Tart, zingy and sharp, at the same time refreshing, sweet, fruity and green. In this post, our perfumer takes you through the wonderful smell of rhubarb!
All about rhubarb
Rhubarb is recognised for its bright pink and red fleshy stalks and tart flavour. Although classed as a vegetable, it is often treated as a fruit in the culinary world and usually incorporated into sweet foods like tarts and pies for a touch of zing.
In Britain, rhubarb is often associated with childhood thanks to the beloved rhubarb and custard sweets. In some Asian cultures, it better known for its medicinal uses. Due to the high levels of oxalic acid and anthrone glycosides, the large triangular leaves of the rhubarb plant is poisonous and so only the stalk is consumed.
Ingredients that smell of rhubarb
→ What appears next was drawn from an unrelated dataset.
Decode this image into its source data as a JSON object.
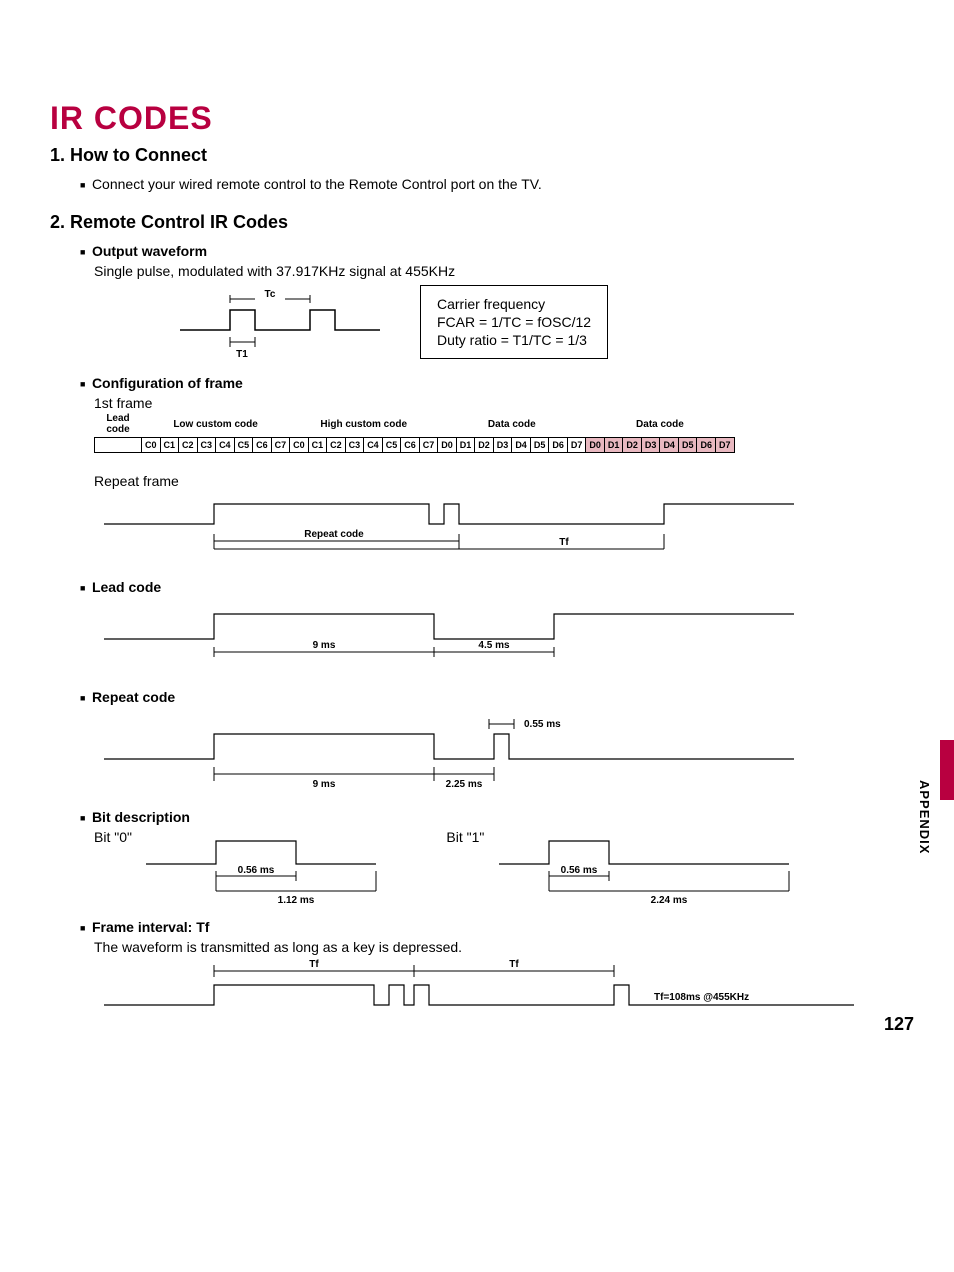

In perfumery, the use of rhubarb notes can add a unique freshness and sharpness to a fragrance. Like most fruits and vegetables, the scent of rhubarb cannot be extracted naturally. So perfumers have a choice to reconstruct its smell with accords or to pick between ready-made ‘compositions’ and synthetic ingredients when creating a fragrance with notes of rhubarb.
Depending on the type of effect a perfumer wants to create, there is a range of different ‘rhubarb-like’ ingredients to choose from including styrallyl acetate, rhubarb oxirane and rhubarb pyran, as well as the popular Rhubofix by Firmenich.
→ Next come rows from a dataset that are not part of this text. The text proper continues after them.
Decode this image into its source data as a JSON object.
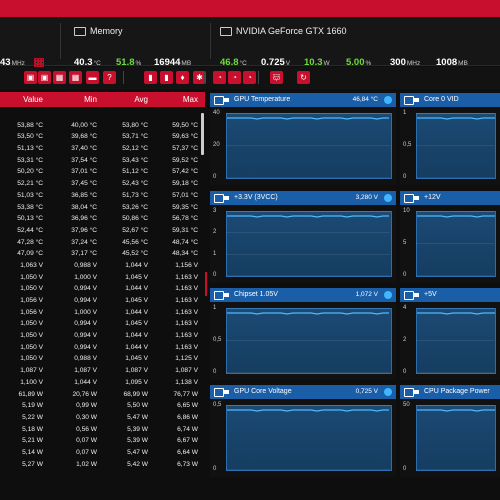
{
  "header": {
    "cpu": {
      "clock_value": "43",
      "clock_unit": "MHz"
    },
    "memory": {
      "title": "Memory",
      "values": [
        {
          "value": "40.3",
          "unit": "°C",
          "green": false
        },
        {
          "value": "51.8",
          "unit": "%",
          "green": true
        },
        {
          "value": "16944",
          "unit": "MB",
          "green": false
        }
      ]
    },
    "gpu": {
      "title": "NVIDIA GeForce GTX 1660",
      "values": [
        {
          "value": "46.8",
          "unit": "°C",
          "green": true
        },
        {
          "value": "0.725",
          "unit": "V",
          "green": false
        },
        {
          "value": "10.3",
          "unit": "W",
          "green": true
        },
        {
          "value": "5.00",
          "unit": "%",
          "green": true
        },
        {
          "value": "300",
          "unit": "MHz",
          "green": false
        },
        {
          "value": "1008",
          "unit": "MB",
          "green": false
        }
      ]
    }
  },
  "table": {
    "headers": [
      "Value",
      "Min",
      "Avg",
      "Max"
    ],
    "rows": [
      [
        "",
        "",
        "",
        ""
      ],
      [
        "53,88 °C",
        "40,00 °C",
        "53,80 °C",
        "59,50 °C"
      ],
      [
        "53,50 °C",
        "39,68 °C",
        "53,71 °C",
        "59,63 °C"
      ],
      [
        "51,13 °C",
        "37,40 °C",
        "52,12 °C",
        "57,37 °C"
      ],
      [
        "53,31 °C",
        "37,54 °C",
        "53,43 °C",
        "59,52 °C"
      ],
      [
        "50,20 °C",
        "37,01 °C",
        "51,12 °C",
        "57,42 °C"
      ],
      [
        "52,21 °C",
        "37,45 °C",
        "52,43 °C",
        "59,18 °C"
      ],
      [
        "51,03 °C",
        "36,85 °C",
        "51,73 °C",
        "57,01 °C"
      ],
      [
        "53,38 °C",
        "38,04 °C",
        "53,26 °C",
        "59,35 °C"
      ],
      [
        "50,13 °C",
        "36,96 °C",
        "50,86 °C",
        "56,78 °C"
      ],
      [
        "52,44 °C",
        "37,96 °C",
        "52,67 °C",
        "59,31 °C"
      ],
      [
        "47,28 °C",
        "37,24 °C",
        "45,56 °C",
        "48,74 °C"
      ],
      [
        "47,09 °C",
        "37,17 °C",
        "45,52 °C",
        "48,34 °C"
      ],
      [
        "1,063 V",
        "0,988 V",
        "1,044 V",
        "1,156 V"
      ],
      [
        "1,050 V",
        "1,000 V",
        "1,045 V",
        "1,163 V"
      ],
      [
        "1,050 V",
        "0,994 V",
        "1,044 V",
        "1,163 V"
      ],
      [
        "1,056 V",
        "0,994 V",
        "1,045 V",
        "1,163 V"
      ],
      [
        "1,056 V",
        "1,000 V",
        "1,044 V",
        "1,163 V"
      ],
      [
        "1,050 V",
        "0,994 V",
        "1,045 V",
        "1,163 V"
      ],
      [
        "1,050 V",
        "0,994 V",
        "1,044 V",
        "1,163 V"
      ],
      [
        "1,050 V",
        "0,994 V",
        "1,044 V",
        "1,163 V"
      ],
      [
        "1,050 V",
        "0,988 V",
        "1,045 V",
        "1,125 V"
      ],
      [
        "1,087 V",
        "1,087 V",
        "1,087 V",
        "1,087 V"
      ],
      [
        "1,100 V",
        "1,044 V",
        "1,095 V",
        "1,138 V"
      ],
      [
        "61,89 W",
        "20,76 W",
        "68,99 W",
        "76,77 W"
      ],
      [
        "5,19 W",
        "0,99 W",
        "5,50 W",
        "6,65 W"
      ],
      [
        "5,22 W",
        "0,30 W",
        "5,47 W",
        "6,86 W"
      ],
      [
        "5,18 W",
        "0,56 W",
        "5,39 W",
        "6,74 W"
      ],
      [
        "5,21 W",
        "0,07 W",
        "5,39 W",
        "6,67 W"
      ],
      [
        "5,14 W",
        "0,07 W",
        "5,47 W",
        "6,64 W"
      ],
      [
        "5,27 W",
        "1,02 W",
        "5,42 W",
        "6,73 W"
      ]
    ]
  },
  "panels": [
    {
      "name": "GPU Temperature",
      "value": "46,84 °C",
      "yticks": [
        "40",
        "20",
        "0"
      ]
    },
    {
      "name": "Core 0 VID",
      "value": "",
      "yticks": [
        "1",
        "0,5",
        "0"
      ]
    },
    {
      "name": "+3.3V (3VCC)",
      "value": "3,280 V",
      "yticks": [
        "3",
        "2",
        "1",
        "0"
      ]
    },
    {
      "name": "+12V",
      "value": "",
      "yticks": [
        "10",
        "5",
        "0"
      ]
    },
    {
      "name": "Chipset 1.05V",
      "value": "1,072 V",
      "yticks": [
        "1",
        "0,5",
        "0"
      ]
    },
    {
      "name": "+5V",
      "value": "",
      "yticks": [
        "4",
        "2",
        "0"
      ]
    },
    {
      "name": "GPU Core Voltage",
      "value": "0,725 V",
      "yticks": [
        "0,5",
        "0"
      ]
    },
    {
      "name": "CPU Package Power",
      "value": "",
      "yticks": [
        "50",
        "0"
      ]
    }
  ],
  "colors": {
    "accent": "#c8102e",
    "panel": "#1a5ea8",
    "green": "#6ddc3e"
  },
  "toolbar_icons": [
    "sensor-icon",
    "sensor-icon",
    "grid-icon",
    "grid-icon",
    "memory-icon",
    "help-icon",
    "gpu-icon",
    "gpu-icon",
    "fan-icon",
    "settings-icon",
    "gauge-icon",
    "gauge-icon",
    "gauge-icon",
    "window-icon",
    "filter-icon",
    "refresh-icon"
  ]
}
Like most fruits and vegetables, the scent of rhubarb cannot be extracted naturally. So perfumers have a choice to reconstruct its smell.
Rhubarb in perfumes
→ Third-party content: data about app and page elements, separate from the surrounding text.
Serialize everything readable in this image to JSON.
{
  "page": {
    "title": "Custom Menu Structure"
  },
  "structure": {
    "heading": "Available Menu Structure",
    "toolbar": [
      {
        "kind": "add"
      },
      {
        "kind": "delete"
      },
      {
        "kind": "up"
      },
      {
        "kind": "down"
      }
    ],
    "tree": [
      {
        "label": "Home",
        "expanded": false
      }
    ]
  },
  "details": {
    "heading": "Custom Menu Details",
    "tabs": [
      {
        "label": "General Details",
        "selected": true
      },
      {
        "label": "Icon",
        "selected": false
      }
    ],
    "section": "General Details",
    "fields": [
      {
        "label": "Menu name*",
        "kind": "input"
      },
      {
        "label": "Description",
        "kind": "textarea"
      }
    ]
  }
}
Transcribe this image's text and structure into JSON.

Rhubarb is an underrated ingredient in perfumery. Surprisingly so as the ingredient pairs seamlessly with notes of floral, green and citrus. Each of which pulls out a different rhubarb facet: florals enhance its fruitiness while greens heighten the already verdant nature of the ingredient, and citruses bring out the tingly, sharpness often associated with rhubarb.
A multi-faceted ingredient going from sour to sweet, green to fruity, but wherever it’s used in, it always adds a mouth-watering zing to the fragrance. A kind of fruity-green tingle that can’t help but bring a smile to our faces.